Dr Moeti said maternal mortality was more prevalent in the poorer sections of the population.
“Those in the highest economic section or quintile are five times more likely to deliver their babies in health facilities and have their babies vaccinated with BCG compared to those in the lowest quintile,” she said.
Dr Moeti further called on global citizens to cooperate in setting up a vibrant new health ecosystem.
“I call on member states, partners, civil society, communities, and other stakeholders to intensify work with WHO to achieve Universal Health Coverage, and to invest in addressing the social and economic determinants of health, to tackle inequities and build a fairer, healthier world,” she said.
Her call comes as the world struggles to make sense of changed health risks and protocols in the wake of the Covid-19 pandemic that has so far claimed 2.87m lives out of 132m cases of infections recorded, with 75.2m recoveries.
“This World Health Day, WHO is calling on everyone to participate in building a fairer, healthier world,” she said.
Dr Moeti rooted for improvement of living standards as a solution for the health challenges regional members faced.
“To improve this situation, we need to act on the social and economic determinants of health, by working across sectors to improve living and working conditions, and access to education, particularly for the most marginalized groups,”she told attendees.
“Communities need to be engaged as partners, through their networks and associations, to shape and drive health and development interventions,” she added.
According to Dr Moeti, gaps in data collection, analysis and management had proven an obstacle to proper policy formulation and implementation as well as health system monitoring.
“A key challenge in overcoming inequities is limited data showing who is being missed and why. To address this, national health information systems need to capture age, sex and equity stratified data. This information can then be used to inform decision- and policy-making,” she said.
“At WHO, we are working with countries to strengthen capacities to collect, manage and use data, and to enhance monitoring and action to address avoidable inequities,” she added.
In 2020, Dr Moeti said the WHO had disseminated “technical guidance on gender, equity and COVID-19”, and “trained 30 country teams in gender and health equity integrated programming”.
“The teams are using skills gained to support equitable health response, including to deal with gender-based violence in the context of COVID-19,” she added.

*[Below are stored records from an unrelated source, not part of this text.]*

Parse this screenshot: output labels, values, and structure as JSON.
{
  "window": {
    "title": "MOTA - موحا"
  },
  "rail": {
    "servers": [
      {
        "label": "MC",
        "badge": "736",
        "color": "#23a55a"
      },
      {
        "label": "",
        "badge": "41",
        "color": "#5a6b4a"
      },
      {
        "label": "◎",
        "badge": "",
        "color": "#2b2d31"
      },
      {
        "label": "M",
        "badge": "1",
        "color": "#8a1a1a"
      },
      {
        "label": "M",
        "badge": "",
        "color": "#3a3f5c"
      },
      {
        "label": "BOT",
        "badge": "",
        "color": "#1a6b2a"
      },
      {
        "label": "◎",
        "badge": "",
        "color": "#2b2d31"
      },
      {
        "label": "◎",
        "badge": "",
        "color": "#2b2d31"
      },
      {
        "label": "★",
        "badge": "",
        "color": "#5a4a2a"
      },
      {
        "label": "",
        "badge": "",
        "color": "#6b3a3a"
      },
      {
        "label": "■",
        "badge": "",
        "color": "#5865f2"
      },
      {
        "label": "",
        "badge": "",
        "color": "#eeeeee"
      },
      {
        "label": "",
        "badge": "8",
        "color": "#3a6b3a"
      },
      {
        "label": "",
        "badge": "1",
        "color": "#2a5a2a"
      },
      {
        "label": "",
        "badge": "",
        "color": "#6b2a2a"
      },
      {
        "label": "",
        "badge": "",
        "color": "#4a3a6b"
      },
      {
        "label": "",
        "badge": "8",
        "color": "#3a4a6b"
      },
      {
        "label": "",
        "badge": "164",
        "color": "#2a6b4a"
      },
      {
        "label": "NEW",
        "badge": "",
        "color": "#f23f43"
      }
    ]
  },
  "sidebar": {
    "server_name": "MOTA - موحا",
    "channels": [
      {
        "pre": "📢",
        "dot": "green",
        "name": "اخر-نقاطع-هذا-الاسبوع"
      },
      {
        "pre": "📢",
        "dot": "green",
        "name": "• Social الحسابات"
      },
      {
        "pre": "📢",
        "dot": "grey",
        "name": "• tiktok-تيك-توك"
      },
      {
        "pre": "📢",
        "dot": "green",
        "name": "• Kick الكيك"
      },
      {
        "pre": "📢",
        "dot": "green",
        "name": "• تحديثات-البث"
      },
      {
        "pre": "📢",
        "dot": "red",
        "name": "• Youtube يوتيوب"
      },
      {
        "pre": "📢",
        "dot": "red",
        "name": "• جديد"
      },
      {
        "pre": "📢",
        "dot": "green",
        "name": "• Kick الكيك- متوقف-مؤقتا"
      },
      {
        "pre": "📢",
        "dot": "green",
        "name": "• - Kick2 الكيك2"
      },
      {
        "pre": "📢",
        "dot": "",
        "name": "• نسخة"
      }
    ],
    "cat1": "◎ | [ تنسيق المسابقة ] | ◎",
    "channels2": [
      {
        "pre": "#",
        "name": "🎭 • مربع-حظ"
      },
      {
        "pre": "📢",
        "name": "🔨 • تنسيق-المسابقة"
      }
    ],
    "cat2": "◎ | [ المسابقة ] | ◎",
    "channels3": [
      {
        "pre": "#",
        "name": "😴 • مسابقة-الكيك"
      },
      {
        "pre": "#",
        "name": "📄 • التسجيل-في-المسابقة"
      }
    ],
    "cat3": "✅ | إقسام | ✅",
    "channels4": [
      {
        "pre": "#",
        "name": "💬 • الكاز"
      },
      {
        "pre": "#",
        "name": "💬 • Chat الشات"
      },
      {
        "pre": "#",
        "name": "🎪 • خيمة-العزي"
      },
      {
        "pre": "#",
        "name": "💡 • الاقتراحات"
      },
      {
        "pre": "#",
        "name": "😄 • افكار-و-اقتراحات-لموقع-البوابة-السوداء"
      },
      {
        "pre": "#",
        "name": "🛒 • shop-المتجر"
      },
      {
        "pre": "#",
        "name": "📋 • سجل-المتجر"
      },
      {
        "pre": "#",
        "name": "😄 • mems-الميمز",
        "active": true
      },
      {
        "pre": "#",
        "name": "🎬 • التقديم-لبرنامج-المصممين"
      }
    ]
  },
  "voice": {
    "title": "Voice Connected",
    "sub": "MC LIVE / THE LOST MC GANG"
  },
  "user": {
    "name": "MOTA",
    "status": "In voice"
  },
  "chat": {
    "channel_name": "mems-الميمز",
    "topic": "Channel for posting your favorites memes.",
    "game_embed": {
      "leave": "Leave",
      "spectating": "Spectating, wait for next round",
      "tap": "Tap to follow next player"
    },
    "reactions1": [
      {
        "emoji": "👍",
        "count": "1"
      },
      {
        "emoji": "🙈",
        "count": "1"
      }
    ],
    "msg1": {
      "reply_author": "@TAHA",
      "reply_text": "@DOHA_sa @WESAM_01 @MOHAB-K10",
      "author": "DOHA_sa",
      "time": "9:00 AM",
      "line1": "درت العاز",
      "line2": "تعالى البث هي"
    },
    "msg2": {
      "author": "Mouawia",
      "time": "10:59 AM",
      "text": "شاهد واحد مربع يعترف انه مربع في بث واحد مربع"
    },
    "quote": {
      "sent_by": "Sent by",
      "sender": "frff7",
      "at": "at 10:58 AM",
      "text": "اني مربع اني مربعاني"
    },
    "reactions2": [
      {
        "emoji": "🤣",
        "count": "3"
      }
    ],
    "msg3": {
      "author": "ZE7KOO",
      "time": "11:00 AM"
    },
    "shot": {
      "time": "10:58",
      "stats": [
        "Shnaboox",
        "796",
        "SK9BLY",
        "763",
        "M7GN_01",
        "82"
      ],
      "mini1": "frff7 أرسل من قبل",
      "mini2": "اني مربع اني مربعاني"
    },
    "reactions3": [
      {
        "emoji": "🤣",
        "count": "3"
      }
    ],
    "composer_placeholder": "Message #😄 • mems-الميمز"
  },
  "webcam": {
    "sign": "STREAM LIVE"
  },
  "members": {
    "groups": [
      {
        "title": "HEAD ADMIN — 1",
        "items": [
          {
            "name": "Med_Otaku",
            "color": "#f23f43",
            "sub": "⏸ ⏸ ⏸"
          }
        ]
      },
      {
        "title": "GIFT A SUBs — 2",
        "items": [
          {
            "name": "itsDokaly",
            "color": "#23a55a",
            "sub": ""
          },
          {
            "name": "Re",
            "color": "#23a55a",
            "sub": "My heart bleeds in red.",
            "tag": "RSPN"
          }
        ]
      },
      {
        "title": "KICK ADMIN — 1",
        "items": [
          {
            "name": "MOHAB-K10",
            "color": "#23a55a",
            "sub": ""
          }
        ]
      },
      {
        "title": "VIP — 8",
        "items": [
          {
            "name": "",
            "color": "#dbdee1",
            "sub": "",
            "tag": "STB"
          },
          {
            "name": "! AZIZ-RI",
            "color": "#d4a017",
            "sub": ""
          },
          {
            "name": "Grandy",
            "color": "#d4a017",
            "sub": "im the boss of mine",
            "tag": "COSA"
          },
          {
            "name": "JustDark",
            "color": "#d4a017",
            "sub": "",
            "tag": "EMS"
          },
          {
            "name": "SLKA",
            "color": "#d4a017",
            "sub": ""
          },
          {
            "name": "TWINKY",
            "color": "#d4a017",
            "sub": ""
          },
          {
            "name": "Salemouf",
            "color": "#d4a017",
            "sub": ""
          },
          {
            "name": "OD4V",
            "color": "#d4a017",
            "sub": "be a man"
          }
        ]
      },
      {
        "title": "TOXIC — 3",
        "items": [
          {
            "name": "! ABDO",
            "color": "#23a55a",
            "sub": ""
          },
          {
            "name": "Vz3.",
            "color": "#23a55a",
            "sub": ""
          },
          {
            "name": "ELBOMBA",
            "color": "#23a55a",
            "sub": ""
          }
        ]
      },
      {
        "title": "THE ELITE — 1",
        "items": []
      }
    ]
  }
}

Dr Moeti stressed that “investment is also needed to accelerate progress towards Universal Health Coverage, to protect individuals from financial hardship in accessing needed care and to improve service coverage”.
She lauded the region’s member states for starting the process of reform in the most disadvantaged health care sub-sectors.

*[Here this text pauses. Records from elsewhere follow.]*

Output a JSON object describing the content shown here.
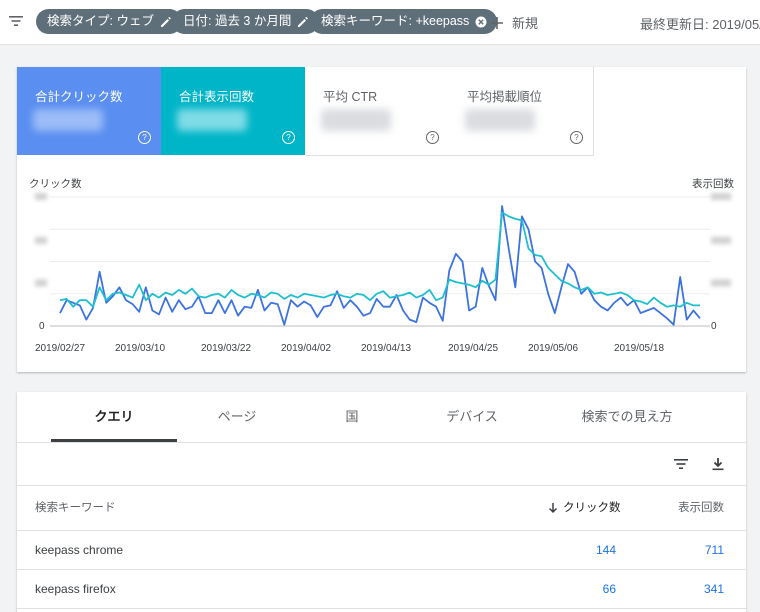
{
  "topbar": {
    "chips": [
      {
        "label": "検索タイプ: ウェブ",
        "icon": "edit-icon"
      },
      {
        "label": "日付: 過去 3 か月間",
        "icon": "edit-icon"
      },
      {
        "label": "検索キーワード: +keepass",
        "icon": "clear-icon"
      }
    ],
    "add_label": "新規",
    "updated_label": "最終更新日: 2019/05/2"
  },
  "metrics": [
    {
      "label": "合計クリック数",
      "color": "#5a8ef0",
      "selected": true
    },
    {
      "label": "合計表示回数",
      "color": "#00b5c8",
      "selected": true
    },
    {
      "label": "平均 CTR",
      "selected": false
    },
    {
      "label": "平均掲載順位",
      "selected": false
    }
  ],
  "chart": {
    "left_axis_title": "クリック数",
    "right_axis_title": "表示回数",
    "left_zero": "0",
    "right_zero": "0"
  },
  "chart_data": {
    "type": "line",
    "x_ticks": [
      "2019/02/27",
      "2019/03/10",
      "2019/03/22",
      "2019/04/02",
      "2019/04/13",
      "2019/04/25",
      "2019/05/06",
      "2019/05/18"
    ],
    "ylim": [
      0,
      1
    ],
    "series": [
      {
        "color": "#3d73e0",
        "values": [
          0.1,
          0.2,
          0.18,
          0.16,
          0.05,
          0.14,
          0.42,
          0.18,
          0.23,
          0.3,
          0.2,
          0.17,
          0.11,
          0.3,
          0.12,
          0.09,
          0.22,
          0.11,
          0.2,
          0.13,
          0.15,
          0.23,
          0.1,
          0.1,
          0.2,
          0.1,
          0.2,
          0.08,
          0.15,
          0.14,
          0.28,
          0.12,
          0.18,
          0.17,
          0.01,
          0.2,
          0.15,
          0.19,
          0.16,
          0.07,
          0.15,
          0.16,
          0.27,
          0.14,
          0.2,
          0.15,
          0.08,
          0.1,
          0.21,
          0.15,
          0.15,
          0.24,
          0.12,
          0.05,
          0.03,
          0.22,
          0.18,
          0.15,
          0.04,
          0.43,
          0.56,
          0.5,
          0.12,
          0.15,
          0.45,
          0.31,
          0.2,
          0.93,
          0.6,
          0.3,
          0.85,
          0.75,
          0.5,
          0.45,
          0.25,
          0.1,
          0.3,
          0.48,
          0.42,
          0.25,
          0.3,
          0.2,
          0.15,
          0.12,
          0.18,
          0.22,
          0.16,
          0.2,
          0.1,
          0.12,
          0.14,
          0.1,
          0.06,
          0.01,
          0.38,
          0.05,
          0.12,
          0.06
        ]
      },
      {
        "color": "#1fbfcf",
        "values": [
          0.2,
          0.21,
          0.15,
          0.2,
          0.2,
          0.15,
          0.3,
          0.2,
          0.25,
          0.26,
          0.24,
          0.22,
          0.32,
          0.2,
          0.25,
          0.22,
          0.26,
          0.24,
          0.28,
          0.25,
          0.29,
          0.23,
          0.22,
          0.24,
          0.25,
          0.22,
          0.28,
          0.24,
          0.22,
          0.25,
          0.24,
          0.22,
          0.26,
          0.25,
          0.21,
          0.24,
          0.22,
          0.25,
          0.24,
          0.23,
          0.22,
          0.24,
          0.25,
          0.23,
          0.22,
          0.25,
          0.24,
          0.2,
          0.25,
          0.27,
          0.22,
          0.23,
          0.24,
          0.26,
          0.22,
          0.24,
          0.28,
          0.2,
          0.22,
          0.36,
          0.34,
          0.33,
          0.32,
          0.3,
          0.35,
          0.32,
          0.36,
          0.88,
          0.85,
          0.83,
          0.82,
          0.6,
          0.55,
          0.54,
          0.45,
          0.4,
          0.35,
          0.33,
          0.3,
          0.28,
          0.3,
          0.25,
          0.26,
          0.24,
          0.25,
          0.26,
          0.24,
          0.2,
          0.19,
          0.17,
          0.22,
          0.18,
          0.15,
          0.16,
          0.15,
          0.18,
          0.16,
          0.16
        ]
      }
    ]
  },
  "table": {
    "tabs": [
      "クエリ",
      "ページ",
      "国",
      "デバイス",
      "検索での見え方"
    ],
    "active_tab": 0,
    "columns": {
      "query": "検索キーワード",
      "clicks": "クリック数",
      "impressions": "表示回数"
    },
    "rows": [
      {
        "query": "keepass chrome",
        "clicks": "144",
        "impressions": "711"
      },
      {
        "query": "keepass firefox",
        "clicks": "66",
        "impressions": "341"
      }
    ]
  }
}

“Most African countries have initiated reforms in these areas believing that these reforms will in turn contribute to building more resilient health systems and societies. Moving forward, leaders need to work together to address inequities in their own countries and abroad in the spirit of international solidarity ,”said the UN health body’s continental spokesperson.
Learn more on the report entitled Wealth-related inequalities in the coverage of reproductive, maternal, newborn and child health interventions in 36 countries in the African Region, Bulletin of the World Health Organization 2020; 98:394-405. doi: http://dx.doi.org/10.2471/BLT.19.249078